— Required work —
Copy every line of the data exactly, leaving nothing out.

[Entries from a dataset of interfaces]
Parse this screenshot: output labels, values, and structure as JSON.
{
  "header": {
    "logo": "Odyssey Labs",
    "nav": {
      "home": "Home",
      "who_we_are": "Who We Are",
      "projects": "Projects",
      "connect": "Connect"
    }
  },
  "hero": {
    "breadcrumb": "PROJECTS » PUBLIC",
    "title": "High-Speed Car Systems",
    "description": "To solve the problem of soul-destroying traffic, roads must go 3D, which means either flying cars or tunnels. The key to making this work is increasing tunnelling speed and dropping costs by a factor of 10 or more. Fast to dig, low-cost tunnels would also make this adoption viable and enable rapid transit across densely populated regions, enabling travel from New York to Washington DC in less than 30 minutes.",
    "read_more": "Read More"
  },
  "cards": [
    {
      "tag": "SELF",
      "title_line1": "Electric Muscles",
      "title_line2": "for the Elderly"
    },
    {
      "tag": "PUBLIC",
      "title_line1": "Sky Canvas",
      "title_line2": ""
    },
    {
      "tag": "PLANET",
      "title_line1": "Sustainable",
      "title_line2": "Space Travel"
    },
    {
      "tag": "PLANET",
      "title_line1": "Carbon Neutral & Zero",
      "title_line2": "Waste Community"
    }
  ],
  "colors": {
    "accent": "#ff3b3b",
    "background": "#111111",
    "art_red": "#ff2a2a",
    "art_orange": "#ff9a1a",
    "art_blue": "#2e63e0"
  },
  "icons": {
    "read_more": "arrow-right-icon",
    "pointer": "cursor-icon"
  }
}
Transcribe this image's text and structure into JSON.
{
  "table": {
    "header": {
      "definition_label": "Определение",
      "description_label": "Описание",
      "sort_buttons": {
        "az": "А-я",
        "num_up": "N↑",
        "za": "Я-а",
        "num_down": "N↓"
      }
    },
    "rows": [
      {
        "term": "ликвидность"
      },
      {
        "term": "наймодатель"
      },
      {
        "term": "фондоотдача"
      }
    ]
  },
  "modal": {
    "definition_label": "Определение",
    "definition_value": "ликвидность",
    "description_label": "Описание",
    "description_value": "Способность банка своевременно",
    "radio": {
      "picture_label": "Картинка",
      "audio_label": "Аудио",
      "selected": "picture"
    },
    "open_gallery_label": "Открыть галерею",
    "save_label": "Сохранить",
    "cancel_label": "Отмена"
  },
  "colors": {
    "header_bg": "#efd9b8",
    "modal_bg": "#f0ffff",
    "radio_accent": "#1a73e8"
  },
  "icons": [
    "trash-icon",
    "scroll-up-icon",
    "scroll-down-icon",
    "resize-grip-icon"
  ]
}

— Exercise response —
Parse this screenshot: output labels, values, and structure as JSON.
{
  "header": {
    "logo": "Odyssey Labs",
    "nav": {
      "home": "Home",
      "who_we_are": "Who We Are",
      "projects": "Projects",
      "connect": "Connect"
    }
  },
  "hero": {
    "breadcrumb": "PROJECTS » PUBLIC",
    "title": "High-Speed Car Systems",
    "description": "To solve the problem of soul-destroying traffic, roads must go 3D, which means either flying cars or tunnels. The key to making this work is increasing tunnelling speed and dropping costs by a factor of 10 or more. Fast to dig, low-cost tunnels would also make this adoption viable and enable rapid transit across densely populated regions, enabling travel from New York to Washington DC in less than 30 minutes.",
    "read_more": "Read More"
  },
  "cards": [
    {
      "tag": "SELF",
      "title_line1": "Electric Muscles",
      "title_line2": "for the Elderly"
    },
    {
      "tag": "PUBLIC",
      "title_line1": "Sky Canvas",
      "title_line2": ""
    },
    {
      "tag": "PLANET",
      "title_line1": "Sustainable",
      "title_line2": "Space Travel"
    },
    {
      "tag": "PLANET",
      "title_line1": "Carbon Neutral & Zero",
      "title_line2": "Waste Community"
    }
  ],
  "colors": {
    "accent": "#ff3b3b",
    "background": "#111111",
    "art_red": "#ff2a2a",
    "art_orange": "#ff9a1a",
    "art_blue": "#2e63e0"
  },
  "icons": {
    "read_more": "arrow-right-icon",
    "pointer": "cursor-icon"
  }
}
Transcribe this image's text and structure into JSON.
{
  "table": {
    "header": {
      "definition_label": "Определение",
      "description_label": "Описание",
      "sort_buttons": {
        "az": "А-я",
        "num_up": "N↑",
        "za": "Я-а",
        "num_down": "N↓"
      }
    },
    "rows": [
      {
        "term": "ликвидность"
      },
      {
        "term": "наймодатель"
      },
      {
        "term": "фондоотдача"
      }
    ]
  },
  "modal": {
    "definition_label": "Определение",
    "definition_value": "ликвидность",
    "description_label": "Описание",
    "description_value": "Способность банка своевременно",
    "radio": {
      "picture_label": "Картинка",
      "audio_label": "Аудио",
      "selected": "picture"
    },
    "open_gallery_label": "Открыть галерею",
    "save_label": "Сохранить",
    "cancel_label": "Отмена"
  },
  "colors": {
    "header_bg": "#efd9b8",
    "modal_bg": "#f0ffff",
    "radio_accent": "#1a73e8"
  },
  "icons": [
    "trash-icon",
    "scroll-up-icon",
    "scroll-down-icon",
    "resize-grip-icon"
  ]
}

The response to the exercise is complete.